→ **WHAT THIS TASK INVOLVES**: Report how many lines in the records carry the string "days", and give no further text.

------ DATASET EXTRACT

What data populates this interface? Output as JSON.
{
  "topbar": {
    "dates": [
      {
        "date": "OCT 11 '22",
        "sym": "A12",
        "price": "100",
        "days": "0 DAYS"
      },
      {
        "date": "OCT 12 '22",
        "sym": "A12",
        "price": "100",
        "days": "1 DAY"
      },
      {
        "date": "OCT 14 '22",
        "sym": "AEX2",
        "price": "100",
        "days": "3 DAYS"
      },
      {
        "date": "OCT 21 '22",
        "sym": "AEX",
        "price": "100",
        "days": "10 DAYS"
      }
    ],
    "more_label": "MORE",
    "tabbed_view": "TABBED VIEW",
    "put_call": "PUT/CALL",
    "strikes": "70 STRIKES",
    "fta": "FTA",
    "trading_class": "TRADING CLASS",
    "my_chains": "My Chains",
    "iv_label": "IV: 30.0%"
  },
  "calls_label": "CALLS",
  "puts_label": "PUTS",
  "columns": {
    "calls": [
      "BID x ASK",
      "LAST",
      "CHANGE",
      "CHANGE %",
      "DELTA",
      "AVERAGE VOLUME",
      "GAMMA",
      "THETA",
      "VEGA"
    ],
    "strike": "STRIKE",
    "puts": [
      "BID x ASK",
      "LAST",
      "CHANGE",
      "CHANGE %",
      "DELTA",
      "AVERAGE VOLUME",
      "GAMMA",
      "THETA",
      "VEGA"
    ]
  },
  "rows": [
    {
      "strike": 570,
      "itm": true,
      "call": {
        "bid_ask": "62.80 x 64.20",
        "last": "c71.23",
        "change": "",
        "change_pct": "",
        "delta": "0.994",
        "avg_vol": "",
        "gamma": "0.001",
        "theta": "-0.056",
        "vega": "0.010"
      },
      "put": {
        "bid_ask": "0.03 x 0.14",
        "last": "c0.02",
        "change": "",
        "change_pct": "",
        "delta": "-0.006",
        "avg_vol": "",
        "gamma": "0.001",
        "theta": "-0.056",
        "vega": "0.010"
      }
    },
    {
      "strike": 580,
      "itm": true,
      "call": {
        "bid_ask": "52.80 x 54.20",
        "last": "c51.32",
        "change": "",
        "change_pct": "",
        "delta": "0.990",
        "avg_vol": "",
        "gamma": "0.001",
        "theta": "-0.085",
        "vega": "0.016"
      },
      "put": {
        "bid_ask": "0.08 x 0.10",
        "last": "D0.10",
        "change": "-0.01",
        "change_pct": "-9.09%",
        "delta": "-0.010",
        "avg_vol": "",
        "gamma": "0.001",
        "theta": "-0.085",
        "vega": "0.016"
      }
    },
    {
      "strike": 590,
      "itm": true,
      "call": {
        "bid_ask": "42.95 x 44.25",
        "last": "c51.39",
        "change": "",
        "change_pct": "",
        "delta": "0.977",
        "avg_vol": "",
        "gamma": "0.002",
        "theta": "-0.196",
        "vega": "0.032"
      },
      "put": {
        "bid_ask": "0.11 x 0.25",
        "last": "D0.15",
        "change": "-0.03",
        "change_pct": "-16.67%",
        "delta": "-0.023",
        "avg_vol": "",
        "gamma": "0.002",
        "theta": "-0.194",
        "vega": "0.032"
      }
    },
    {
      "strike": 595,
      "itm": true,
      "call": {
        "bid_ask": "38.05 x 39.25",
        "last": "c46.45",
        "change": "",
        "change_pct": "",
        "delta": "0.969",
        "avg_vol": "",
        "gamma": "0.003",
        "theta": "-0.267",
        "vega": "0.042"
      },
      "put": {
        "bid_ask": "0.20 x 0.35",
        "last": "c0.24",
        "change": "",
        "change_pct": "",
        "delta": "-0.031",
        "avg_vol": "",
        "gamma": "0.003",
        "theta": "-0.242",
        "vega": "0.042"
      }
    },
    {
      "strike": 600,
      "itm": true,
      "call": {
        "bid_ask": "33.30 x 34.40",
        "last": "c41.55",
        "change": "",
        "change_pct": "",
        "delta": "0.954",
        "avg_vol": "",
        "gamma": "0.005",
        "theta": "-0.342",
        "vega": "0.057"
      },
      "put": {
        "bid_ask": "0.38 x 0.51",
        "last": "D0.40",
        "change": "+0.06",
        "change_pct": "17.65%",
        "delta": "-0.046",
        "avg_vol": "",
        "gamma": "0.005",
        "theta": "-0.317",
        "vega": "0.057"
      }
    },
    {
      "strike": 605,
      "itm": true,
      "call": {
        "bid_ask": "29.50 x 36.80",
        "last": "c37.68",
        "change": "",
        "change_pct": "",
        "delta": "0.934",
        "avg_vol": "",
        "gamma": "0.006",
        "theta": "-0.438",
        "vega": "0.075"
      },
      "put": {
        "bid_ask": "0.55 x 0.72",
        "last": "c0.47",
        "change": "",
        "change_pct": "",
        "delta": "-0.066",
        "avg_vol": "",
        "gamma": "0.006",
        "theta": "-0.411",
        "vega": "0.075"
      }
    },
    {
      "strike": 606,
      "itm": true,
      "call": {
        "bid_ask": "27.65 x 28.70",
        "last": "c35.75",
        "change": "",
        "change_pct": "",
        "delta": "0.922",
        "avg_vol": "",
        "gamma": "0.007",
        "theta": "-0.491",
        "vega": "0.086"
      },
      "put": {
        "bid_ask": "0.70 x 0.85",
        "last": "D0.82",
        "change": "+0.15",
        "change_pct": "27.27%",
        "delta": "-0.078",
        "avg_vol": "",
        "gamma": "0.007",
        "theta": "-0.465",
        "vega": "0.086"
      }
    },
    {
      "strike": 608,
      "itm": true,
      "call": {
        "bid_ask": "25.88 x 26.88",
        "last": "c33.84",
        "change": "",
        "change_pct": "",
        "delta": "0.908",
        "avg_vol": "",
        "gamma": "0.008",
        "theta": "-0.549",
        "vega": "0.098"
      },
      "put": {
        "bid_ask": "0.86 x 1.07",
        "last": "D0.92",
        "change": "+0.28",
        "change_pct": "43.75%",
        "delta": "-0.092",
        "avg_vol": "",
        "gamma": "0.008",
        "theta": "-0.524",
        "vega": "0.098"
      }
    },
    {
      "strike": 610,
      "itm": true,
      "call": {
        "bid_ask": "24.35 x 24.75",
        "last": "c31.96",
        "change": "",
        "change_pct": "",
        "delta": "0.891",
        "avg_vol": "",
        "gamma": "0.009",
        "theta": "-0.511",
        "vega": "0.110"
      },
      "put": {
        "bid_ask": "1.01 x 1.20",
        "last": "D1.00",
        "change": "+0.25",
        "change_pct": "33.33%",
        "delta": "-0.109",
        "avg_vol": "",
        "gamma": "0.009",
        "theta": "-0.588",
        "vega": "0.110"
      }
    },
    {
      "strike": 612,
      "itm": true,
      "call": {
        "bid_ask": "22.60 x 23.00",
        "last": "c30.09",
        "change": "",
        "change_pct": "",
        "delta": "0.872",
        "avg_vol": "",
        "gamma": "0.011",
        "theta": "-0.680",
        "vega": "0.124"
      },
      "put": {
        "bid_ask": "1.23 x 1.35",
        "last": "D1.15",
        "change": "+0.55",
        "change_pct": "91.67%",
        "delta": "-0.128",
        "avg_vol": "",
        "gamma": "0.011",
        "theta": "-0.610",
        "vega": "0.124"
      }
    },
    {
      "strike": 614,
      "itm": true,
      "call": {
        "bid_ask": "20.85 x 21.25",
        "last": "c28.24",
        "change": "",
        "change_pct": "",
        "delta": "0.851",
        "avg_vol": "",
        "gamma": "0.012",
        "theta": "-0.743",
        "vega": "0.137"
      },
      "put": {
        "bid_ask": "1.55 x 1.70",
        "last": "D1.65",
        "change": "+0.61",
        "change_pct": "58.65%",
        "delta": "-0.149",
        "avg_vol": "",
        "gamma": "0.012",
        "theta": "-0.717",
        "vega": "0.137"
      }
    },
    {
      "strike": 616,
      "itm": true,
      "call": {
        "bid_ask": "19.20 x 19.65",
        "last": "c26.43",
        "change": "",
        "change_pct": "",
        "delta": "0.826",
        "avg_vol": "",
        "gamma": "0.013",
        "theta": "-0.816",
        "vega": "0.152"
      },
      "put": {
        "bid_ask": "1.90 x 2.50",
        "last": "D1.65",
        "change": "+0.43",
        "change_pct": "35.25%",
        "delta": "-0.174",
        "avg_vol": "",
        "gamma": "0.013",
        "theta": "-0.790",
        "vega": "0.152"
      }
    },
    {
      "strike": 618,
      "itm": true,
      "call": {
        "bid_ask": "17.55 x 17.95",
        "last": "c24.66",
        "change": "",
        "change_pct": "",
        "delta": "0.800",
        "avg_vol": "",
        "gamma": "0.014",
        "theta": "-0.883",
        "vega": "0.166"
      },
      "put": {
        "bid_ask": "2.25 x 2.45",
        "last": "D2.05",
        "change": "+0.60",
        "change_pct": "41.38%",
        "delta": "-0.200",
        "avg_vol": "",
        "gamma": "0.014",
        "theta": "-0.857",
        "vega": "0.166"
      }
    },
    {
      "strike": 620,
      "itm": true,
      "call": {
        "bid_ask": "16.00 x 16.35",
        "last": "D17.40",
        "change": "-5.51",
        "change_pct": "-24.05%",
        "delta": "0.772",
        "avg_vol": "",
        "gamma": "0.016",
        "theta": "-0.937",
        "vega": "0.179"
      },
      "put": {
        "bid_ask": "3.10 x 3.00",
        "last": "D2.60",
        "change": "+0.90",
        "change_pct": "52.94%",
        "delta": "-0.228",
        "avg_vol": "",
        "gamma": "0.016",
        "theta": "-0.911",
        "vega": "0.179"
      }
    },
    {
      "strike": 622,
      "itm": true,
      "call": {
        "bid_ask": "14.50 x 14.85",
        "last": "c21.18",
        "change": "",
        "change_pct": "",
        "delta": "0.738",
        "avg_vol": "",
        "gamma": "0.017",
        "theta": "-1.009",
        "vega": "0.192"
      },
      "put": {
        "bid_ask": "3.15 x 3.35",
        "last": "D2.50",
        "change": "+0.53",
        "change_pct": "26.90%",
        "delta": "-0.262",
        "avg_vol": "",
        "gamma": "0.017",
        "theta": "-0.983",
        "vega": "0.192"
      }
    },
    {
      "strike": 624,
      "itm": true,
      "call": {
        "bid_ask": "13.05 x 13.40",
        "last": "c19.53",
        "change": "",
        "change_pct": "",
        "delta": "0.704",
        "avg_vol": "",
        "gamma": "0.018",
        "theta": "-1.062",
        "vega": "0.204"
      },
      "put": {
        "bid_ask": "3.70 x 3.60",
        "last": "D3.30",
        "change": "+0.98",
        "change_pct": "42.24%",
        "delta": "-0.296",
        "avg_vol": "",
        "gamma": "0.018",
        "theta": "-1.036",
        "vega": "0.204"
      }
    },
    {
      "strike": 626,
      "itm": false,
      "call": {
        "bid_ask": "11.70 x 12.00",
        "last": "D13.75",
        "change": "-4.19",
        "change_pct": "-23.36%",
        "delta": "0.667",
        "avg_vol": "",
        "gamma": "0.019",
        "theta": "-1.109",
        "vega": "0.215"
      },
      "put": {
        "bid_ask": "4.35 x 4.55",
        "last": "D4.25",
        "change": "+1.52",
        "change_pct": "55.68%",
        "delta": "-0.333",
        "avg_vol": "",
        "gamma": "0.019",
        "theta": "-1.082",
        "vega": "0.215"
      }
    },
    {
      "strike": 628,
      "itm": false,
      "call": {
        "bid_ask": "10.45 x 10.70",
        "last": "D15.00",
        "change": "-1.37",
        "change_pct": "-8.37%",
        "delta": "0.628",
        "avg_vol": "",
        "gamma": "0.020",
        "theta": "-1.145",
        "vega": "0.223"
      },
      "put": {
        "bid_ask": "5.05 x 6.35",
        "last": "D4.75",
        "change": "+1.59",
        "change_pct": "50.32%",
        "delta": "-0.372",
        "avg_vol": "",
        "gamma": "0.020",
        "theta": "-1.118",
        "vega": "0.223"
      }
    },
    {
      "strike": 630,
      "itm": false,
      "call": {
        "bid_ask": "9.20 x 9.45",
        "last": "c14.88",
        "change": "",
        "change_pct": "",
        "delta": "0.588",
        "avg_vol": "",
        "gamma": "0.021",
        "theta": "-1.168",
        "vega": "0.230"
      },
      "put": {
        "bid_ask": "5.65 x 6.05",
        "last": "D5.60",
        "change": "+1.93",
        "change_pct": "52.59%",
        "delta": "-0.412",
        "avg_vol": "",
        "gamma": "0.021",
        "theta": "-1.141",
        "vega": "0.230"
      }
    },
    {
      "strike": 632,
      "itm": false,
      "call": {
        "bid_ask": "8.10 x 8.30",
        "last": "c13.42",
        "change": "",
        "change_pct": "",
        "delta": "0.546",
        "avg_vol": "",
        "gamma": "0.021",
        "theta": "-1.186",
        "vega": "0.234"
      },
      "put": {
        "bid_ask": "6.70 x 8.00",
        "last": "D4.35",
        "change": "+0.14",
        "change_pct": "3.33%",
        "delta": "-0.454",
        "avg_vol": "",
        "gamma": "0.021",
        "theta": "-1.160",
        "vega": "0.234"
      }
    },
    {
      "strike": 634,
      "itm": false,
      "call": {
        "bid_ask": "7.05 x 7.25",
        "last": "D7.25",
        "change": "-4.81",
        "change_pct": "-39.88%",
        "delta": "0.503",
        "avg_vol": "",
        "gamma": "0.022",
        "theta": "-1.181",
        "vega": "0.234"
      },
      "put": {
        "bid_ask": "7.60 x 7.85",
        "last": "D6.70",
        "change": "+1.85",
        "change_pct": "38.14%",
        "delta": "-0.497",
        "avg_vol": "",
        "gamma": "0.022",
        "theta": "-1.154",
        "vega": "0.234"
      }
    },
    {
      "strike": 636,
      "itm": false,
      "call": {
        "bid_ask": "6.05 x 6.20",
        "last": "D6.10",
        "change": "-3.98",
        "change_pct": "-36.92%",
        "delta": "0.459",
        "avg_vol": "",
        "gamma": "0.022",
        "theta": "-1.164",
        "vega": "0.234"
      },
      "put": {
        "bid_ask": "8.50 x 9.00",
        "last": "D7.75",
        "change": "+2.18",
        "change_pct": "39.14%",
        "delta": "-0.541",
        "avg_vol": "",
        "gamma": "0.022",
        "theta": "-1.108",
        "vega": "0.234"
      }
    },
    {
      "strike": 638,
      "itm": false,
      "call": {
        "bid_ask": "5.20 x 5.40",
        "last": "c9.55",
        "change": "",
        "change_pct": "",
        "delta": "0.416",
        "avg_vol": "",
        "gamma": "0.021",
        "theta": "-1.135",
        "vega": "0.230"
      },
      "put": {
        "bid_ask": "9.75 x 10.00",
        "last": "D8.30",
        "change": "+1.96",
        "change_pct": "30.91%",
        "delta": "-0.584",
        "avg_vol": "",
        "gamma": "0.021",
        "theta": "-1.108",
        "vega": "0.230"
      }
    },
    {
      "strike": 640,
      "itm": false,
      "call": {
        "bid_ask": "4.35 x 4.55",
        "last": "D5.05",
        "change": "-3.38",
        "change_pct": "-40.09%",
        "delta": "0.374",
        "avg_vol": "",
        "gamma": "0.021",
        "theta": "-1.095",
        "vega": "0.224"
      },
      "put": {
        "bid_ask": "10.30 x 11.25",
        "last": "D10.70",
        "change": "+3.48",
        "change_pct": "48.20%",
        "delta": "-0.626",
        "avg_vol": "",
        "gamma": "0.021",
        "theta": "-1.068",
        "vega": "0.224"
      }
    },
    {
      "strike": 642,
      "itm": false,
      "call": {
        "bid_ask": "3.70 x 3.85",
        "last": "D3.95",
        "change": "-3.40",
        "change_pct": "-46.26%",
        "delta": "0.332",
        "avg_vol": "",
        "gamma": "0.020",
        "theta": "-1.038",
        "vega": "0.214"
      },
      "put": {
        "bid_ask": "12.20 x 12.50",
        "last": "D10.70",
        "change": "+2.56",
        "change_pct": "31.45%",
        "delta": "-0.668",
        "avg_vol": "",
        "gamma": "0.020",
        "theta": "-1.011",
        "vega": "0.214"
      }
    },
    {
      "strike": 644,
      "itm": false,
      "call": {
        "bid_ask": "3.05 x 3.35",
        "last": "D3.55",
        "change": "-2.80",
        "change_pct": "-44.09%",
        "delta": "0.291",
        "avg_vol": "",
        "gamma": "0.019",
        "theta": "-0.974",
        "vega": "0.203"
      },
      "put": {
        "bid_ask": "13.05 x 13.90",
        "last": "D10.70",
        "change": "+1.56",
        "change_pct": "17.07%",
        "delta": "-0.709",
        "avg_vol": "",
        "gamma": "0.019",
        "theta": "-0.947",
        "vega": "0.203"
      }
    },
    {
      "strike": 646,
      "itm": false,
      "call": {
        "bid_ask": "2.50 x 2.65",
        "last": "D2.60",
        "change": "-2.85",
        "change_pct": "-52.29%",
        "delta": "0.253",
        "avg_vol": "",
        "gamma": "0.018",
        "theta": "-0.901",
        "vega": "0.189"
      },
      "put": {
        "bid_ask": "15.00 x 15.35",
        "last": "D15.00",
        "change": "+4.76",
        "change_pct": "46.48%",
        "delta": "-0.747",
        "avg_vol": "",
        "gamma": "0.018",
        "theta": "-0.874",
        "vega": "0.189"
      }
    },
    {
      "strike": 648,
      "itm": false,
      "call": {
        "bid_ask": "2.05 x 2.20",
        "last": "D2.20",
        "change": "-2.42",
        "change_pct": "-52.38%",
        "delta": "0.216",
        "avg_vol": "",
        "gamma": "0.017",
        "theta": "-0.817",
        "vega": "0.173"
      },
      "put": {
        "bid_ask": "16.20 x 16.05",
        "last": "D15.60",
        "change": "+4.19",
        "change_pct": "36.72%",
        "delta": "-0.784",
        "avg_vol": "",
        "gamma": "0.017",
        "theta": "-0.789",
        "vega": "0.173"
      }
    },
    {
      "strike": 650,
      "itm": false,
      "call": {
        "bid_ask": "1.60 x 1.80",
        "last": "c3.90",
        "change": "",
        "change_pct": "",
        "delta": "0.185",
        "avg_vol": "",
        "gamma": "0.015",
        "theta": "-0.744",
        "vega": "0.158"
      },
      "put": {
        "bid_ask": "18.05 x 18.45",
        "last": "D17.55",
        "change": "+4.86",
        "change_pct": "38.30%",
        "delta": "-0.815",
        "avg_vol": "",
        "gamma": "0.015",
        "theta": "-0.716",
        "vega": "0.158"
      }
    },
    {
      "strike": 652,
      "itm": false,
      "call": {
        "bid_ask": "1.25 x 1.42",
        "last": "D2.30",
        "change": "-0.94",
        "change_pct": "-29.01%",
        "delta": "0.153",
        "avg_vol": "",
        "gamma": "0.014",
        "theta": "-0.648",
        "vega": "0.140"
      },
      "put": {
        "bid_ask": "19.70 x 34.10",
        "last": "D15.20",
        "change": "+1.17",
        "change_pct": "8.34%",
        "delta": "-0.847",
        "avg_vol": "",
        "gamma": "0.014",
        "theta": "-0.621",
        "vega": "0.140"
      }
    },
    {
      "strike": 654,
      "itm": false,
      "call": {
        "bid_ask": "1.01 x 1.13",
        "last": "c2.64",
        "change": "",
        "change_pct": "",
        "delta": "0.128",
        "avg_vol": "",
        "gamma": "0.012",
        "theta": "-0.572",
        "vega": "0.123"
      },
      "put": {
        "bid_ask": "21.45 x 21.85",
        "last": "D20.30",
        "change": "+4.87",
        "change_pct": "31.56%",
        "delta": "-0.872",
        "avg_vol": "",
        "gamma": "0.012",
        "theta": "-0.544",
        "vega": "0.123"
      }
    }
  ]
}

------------

→ **TASK ANSWER**: 4